This. It's really amazing how much difference there can be in schools even in the same town based on where the money is.
The solutions that many are currently proposing to help poor people escape a bad school district - charter schools and vouchers - are not realistic at best and ineffective at worst. Charter schools on average do no better than public schools, and sometimes in fact do worse.
Also this. There are a lot of people, even in education, who like to look at charter schools (or magnet schools, or STEM schools) as a magic bullet that's going to revolutionize the system. Unfortunately the reality, as you point out, is just as much a mixed bag as in public schools. Charter schools can be places that foster innovation, but they can also be terrible.
Parental involvement is one of the biggest contributing factors to academic success.
closing the achievement gap between rich and poor will take fundamental and widespread reform.
And therein lies the rub.
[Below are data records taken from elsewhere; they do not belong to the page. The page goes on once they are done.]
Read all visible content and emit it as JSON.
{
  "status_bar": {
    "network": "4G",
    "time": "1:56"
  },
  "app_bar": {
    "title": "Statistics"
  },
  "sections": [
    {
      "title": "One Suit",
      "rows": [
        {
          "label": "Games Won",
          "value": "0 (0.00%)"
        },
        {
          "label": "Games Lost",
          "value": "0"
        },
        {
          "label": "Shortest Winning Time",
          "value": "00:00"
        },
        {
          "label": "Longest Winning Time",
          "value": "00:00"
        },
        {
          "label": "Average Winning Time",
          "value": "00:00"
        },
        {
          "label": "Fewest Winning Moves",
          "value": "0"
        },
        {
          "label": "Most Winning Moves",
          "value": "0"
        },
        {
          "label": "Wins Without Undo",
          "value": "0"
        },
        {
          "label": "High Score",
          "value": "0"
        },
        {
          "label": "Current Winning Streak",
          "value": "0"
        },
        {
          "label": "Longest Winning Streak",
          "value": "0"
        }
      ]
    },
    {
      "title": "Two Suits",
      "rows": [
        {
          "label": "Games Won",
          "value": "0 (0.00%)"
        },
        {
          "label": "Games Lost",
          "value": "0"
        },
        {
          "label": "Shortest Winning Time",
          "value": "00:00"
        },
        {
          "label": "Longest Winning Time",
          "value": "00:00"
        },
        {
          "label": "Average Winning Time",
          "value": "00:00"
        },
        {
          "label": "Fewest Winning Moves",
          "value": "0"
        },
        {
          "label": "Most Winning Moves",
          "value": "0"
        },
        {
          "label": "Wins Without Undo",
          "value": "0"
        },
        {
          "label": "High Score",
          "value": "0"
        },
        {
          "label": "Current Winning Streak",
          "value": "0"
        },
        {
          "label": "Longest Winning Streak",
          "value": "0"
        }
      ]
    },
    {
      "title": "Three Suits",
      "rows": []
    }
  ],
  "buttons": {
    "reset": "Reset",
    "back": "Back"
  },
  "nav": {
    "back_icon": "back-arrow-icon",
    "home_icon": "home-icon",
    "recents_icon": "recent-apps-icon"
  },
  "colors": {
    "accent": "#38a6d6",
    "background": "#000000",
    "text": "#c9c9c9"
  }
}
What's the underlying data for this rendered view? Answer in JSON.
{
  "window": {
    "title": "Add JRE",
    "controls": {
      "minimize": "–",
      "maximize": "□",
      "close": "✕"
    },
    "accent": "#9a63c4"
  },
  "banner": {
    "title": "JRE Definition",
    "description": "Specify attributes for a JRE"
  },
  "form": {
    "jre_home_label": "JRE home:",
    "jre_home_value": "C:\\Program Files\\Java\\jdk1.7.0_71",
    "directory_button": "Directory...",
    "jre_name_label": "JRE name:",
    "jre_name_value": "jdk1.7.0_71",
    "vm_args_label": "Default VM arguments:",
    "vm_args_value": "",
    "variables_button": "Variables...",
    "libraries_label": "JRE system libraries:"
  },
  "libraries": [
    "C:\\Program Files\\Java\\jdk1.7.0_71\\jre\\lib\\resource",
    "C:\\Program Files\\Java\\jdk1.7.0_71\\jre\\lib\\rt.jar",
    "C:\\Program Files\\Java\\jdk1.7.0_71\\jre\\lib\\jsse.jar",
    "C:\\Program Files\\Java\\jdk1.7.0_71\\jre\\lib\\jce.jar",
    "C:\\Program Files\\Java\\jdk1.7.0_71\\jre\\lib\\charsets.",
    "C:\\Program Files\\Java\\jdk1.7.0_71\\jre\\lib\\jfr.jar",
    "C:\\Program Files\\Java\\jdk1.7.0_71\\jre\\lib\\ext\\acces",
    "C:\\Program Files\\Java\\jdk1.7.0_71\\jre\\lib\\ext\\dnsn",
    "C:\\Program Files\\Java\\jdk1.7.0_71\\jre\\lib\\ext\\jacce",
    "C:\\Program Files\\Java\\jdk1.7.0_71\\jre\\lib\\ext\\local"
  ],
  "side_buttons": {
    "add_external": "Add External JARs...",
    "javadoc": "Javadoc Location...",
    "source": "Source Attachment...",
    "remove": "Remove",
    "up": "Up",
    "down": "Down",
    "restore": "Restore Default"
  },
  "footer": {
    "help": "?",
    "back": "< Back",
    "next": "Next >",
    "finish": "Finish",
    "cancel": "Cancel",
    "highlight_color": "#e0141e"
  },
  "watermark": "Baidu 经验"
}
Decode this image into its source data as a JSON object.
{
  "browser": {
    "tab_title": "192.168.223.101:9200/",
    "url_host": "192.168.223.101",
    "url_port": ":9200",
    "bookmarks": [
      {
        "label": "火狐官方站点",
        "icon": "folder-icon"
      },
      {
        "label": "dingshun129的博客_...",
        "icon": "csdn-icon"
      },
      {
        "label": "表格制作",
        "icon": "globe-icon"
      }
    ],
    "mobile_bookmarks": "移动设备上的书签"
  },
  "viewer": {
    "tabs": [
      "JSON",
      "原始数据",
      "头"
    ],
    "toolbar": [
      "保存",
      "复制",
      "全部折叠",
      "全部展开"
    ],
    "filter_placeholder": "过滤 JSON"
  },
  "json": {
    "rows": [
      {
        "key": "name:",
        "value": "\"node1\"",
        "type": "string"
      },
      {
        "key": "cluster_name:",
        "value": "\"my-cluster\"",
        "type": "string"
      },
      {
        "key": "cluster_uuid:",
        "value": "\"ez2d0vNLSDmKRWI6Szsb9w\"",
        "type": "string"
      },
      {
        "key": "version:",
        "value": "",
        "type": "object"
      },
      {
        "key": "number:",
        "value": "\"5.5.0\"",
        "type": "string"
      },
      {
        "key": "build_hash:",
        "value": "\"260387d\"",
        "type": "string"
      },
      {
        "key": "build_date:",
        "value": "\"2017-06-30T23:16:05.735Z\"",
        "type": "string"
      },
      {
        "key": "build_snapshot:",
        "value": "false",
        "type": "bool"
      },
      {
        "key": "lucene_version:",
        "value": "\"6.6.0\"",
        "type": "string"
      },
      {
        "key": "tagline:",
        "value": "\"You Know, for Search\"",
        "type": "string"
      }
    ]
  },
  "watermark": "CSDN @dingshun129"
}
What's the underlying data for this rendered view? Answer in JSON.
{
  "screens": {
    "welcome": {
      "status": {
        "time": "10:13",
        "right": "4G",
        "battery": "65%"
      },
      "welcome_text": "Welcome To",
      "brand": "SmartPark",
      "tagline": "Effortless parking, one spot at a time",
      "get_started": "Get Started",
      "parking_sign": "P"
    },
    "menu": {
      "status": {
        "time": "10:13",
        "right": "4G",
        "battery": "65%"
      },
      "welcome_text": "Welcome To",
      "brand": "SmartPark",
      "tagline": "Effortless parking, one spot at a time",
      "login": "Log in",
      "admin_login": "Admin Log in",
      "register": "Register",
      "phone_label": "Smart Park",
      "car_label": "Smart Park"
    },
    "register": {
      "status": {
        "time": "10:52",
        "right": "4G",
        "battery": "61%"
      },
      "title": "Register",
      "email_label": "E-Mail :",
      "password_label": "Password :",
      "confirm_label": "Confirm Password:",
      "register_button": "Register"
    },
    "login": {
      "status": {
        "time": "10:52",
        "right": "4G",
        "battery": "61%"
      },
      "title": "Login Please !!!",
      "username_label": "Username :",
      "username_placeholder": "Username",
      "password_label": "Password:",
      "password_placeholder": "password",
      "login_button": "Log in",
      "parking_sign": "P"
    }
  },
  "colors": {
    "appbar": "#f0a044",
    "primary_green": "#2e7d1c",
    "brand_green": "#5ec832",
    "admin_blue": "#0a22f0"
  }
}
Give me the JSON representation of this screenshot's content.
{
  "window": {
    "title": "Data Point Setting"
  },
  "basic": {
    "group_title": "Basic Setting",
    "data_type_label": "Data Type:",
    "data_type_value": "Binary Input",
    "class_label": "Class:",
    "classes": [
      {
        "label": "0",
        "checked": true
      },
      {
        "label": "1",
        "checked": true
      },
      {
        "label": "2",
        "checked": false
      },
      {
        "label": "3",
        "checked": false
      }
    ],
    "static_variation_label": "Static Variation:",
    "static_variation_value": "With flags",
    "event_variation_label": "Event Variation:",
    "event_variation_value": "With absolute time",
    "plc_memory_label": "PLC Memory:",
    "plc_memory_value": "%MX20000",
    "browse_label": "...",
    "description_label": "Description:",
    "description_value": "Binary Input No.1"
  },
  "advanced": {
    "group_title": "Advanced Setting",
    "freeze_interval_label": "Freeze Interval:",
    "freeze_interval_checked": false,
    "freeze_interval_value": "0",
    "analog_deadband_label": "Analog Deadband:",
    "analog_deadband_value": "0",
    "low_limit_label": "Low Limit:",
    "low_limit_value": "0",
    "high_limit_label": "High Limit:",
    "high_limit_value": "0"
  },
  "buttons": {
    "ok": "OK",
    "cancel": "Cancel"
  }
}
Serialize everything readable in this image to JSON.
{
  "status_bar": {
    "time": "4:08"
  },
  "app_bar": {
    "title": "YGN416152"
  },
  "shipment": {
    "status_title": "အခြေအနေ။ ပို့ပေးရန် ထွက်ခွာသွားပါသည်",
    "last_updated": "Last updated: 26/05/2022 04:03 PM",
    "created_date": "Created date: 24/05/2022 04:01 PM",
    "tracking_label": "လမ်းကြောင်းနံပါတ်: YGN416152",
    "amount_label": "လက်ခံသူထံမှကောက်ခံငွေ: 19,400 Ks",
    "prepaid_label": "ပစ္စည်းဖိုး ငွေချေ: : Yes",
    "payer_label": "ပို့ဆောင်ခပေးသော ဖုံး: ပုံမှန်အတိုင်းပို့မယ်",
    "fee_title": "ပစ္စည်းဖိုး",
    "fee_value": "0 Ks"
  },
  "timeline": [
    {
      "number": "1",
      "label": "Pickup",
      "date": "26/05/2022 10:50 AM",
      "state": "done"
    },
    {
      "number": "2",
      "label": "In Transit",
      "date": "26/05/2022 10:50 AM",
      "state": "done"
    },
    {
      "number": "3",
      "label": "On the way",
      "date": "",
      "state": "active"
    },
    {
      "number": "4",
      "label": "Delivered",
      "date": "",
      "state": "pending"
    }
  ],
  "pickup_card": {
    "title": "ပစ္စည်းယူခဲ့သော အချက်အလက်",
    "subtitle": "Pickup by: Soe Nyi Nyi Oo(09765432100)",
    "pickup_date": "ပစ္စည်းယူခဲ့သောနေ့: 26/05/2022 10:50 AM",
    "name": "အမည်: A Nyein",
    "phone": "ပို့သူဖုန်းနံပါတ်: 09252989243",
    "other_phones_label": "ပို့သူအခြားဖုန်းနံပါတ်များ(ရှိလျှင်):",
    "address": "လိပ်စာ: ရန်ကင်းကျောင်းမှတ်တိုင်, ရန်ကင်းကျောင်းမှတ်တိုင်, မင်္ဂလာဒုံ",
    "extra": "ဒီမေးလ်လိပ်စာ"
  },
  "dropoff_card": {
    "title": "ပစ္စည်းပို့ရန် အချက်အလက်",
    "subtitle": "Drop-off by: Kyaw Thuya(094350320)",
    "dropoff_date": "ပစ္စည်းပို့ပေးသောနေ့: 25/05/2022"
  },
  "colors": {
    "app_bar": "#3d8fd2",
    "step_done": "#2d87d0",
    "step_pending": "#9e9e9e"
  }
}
It's not just that monetarily poor schools generally provide a worse education, but low-income families are also at a disadvantage. I think this is something that needs more attention. Schools don't fail just because of a few bad teachers or a few lazy students or whatever. Those can contribute of course, but ultimately until we think of a way to bring permanent improvement to a school district, and by extension the people living in it, we will always have failing schools. Throwing money at this problem, like so many problems, is like trying to change the course of a river with a handful of leaves. One must have a plan.
In addition to the economic factors discussed, there is still a question in American education of what exactly we should be teaching kids. States are currently adopting the latest iteration of the national standards (the Common Core State Standards, or CCSS, of which only English and Math are available currently). 45 of 50 States have thus far adopted these standards. Supposedly these standards, to quote from the CCSS website, the standards "...provide a consistent, clear understanding of what students are expected to learn, so teachers and parents know what they need to do to help them."
So that's all well and good in a vacuum, but of course this means that now teachers are responsible for having students learn the information in these standards, as this is the information that will be on the standardized tests. With the recent push to tie test scores to teacher salaries in many states, it's not difficult to see why teachers are "teaching to the test" regardless of what information is not included in the CCSS. Incidentally, if anyone would like to see what is in the CCSS, here's a link (scroll to the bottom of the page).
Which brings to the question of whether or not a national education ought to be standardized to this extent, or whether we ought to train teachers to enable students to pursue their passions without regard to whether said passion fits into the current definition of what we value in education (ie: learning the four big subjects, Math, Science, English/Language Arts, and History).
Anyone interested in what education might look like in the future (not necessarily in America, but somewhere), might check out these two TED talks by Sir Ken Robinson One from 2006 and another from 2010.
Again, great comment by Raef, and thanks for including sources with your arguments!